It has been said a million times already on this blog — a CEO, especially one which is seeking funds from private equity investors, needs to understand finance. Often a basic knowledge of sources and uses and cash flow analysis is enough, but in many early stage investment rounds, savvy investors expect the CEO to know the company’s internal rate of return (IRR) – and why it matters.
I meet many entrepreneurs from the Indiana tech sector and beyond who have served as VPs or middle managers before embarking on their entrepreneurial dream. There is a key difference between the way a VP or manager looks at finance and the way a CEO looks at finance: VPs look at margins; CEOs look at cash flows.

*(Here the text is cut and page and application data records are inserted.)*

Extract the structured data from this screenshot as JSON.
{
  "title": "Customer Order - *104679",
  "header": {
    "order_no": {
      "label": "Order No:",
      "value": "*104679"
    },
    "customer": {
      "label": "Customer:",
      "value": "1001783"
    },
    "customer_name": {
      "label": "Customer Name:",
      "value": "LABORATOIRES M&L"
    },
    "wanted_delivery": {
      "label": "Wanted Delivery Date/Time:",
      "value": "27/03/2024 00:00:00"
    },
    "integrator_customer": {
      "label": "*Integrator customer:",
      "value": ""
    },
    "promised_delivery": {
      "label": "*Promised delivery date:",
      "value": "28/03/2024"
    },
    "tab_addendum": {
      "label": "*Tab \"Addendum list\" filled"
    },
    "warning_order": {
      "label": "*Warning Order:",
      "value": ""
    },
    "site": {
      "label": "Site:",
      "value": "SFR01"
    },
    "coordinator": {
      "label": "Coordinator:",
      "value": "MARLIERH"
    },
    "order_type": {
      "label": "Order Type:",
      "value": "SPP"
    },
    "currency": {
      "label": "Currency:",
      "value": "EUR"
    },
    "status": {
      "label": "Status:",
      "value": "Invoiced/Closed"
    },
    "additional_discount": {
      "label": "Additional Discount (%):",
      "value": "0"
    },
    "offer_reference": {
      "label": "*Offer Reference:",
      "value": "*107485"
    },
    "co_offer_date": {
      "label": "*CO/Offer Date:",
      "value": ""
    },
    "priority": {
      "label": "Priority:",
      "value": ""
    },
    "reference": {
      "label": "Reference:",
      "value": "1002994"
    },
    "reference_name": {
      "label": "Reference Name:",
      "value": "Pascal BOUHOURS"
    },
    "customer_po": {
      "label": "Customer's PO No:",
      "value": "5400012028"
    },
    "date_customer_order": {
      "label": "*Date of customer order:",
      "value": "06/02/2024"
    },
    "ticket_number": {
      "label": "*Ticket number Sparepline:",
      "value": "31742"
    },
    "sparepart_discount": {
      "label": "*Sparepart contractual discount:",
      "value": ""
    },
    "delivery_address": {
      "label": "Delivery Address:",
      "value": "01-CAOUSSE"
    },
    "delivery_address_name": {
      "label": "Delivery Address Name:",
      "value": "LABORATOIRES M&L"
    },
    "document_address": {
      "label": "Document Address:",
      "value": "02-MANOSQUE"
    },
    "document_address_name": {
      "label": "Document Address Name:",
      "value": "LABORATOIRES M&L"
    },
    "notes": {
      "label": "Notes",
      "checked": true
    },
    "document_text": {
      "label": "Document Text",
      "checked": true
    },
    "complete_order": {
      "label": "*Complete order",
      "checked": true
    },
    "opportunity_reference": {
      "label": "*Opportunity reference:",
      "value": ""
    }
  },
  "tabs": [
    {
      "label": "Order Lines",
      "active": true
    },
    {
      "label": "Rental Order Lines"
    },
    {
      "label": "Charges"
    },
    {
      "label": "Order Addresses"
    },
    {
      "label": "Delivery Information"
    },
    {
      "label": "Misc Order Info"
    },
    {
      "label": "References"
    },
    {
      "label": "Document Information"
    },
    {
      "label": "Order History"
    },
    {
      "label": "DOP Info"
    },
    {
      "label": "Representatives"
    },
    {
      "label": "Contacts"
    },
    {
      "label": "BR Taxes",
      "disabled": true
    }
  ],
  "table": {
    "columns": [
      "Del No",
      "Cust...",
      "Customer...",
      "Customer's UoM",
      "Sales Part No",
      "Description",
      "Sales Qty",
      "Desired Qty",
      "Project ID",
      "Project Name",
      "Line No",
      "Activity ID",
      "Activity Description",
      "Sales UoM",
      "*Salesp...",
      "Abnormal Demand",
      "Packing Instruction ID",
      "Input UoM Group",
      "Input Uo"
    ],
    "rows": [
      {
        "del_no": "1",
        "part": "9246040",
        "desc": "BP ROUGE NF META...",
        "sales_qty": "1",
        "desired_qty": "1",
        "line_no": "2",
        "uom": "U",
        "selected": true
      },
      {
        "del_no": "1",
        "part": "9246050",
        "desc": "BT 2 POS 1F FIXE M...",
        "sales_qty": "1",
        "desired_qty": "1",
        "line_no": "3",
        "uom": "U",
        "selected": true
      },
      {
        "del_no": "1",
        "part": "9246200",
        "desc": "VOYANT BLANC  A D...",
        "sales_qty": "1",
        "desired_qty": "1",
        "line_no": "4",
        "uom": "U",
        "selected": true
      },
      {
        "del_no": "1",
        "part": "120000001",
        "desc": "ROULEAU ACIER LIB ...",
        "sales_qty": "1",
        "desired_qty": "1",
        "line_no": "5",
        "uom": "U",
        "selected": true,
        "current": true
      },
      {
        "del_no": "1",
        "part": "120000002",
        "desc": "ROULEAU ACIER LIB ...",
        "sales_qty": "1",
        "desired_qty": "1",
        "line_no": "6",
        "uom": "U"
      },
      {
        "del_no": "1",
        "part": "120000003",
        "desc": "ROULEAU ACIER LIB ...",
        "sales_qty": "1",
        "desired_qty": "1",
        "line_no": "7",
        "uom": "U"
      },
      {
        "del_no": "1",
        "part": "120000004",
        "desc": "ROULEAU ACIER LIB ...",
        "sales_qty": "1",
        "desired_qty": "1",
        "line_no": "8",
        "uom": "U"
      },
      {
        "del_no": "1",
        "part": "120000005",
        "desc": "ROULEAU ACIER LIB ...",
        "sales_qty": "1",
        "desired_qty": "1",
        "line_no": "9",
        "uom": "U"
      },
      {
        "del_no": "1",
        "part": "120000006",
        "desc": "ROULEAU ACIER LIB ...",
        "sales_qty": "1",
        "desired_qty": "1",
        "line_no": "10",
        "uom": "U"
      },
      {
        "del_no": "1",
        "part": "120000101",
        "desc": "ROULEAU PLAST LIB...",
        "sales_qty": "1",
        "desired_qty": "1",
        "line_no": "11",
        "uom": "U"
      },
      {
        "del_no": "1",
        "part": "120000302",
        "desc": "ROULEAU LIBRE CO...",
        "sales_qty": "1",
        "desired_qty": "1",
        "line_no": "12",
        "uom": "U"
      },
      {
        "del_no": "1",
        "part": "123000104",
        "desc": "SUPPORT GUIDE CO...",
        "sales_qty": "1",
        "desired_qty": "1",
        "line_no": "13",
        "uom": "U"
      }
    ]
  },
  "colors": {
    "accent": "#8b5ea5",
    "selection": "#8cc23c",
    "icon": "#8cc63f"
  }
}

The IRR is the time-weighted rate of return of future cash flows. More specifically it is the NPV of invested dollars, distributions to owners and unrealized investments. This is a key tool in valuing companies and for investors to determine the expected return of their investment. Venture capitalists and private equity firms understand IRR well – and most will use a discounted cash flow method (utilizing an IRR) to value companies in considering investment opportunities.
Attorney David Castor concentrates his practice on advising and serving Indiana information technology companies and broad-based other businesses and their owners through their legal matters including Indiana technology trends. Mr. Castor’s practice is focused largely on Indiana technology services, representing SaaS and Internet based companies as general counsel.
Name: David Castor
Company: Alerding Castor Hewitt LLP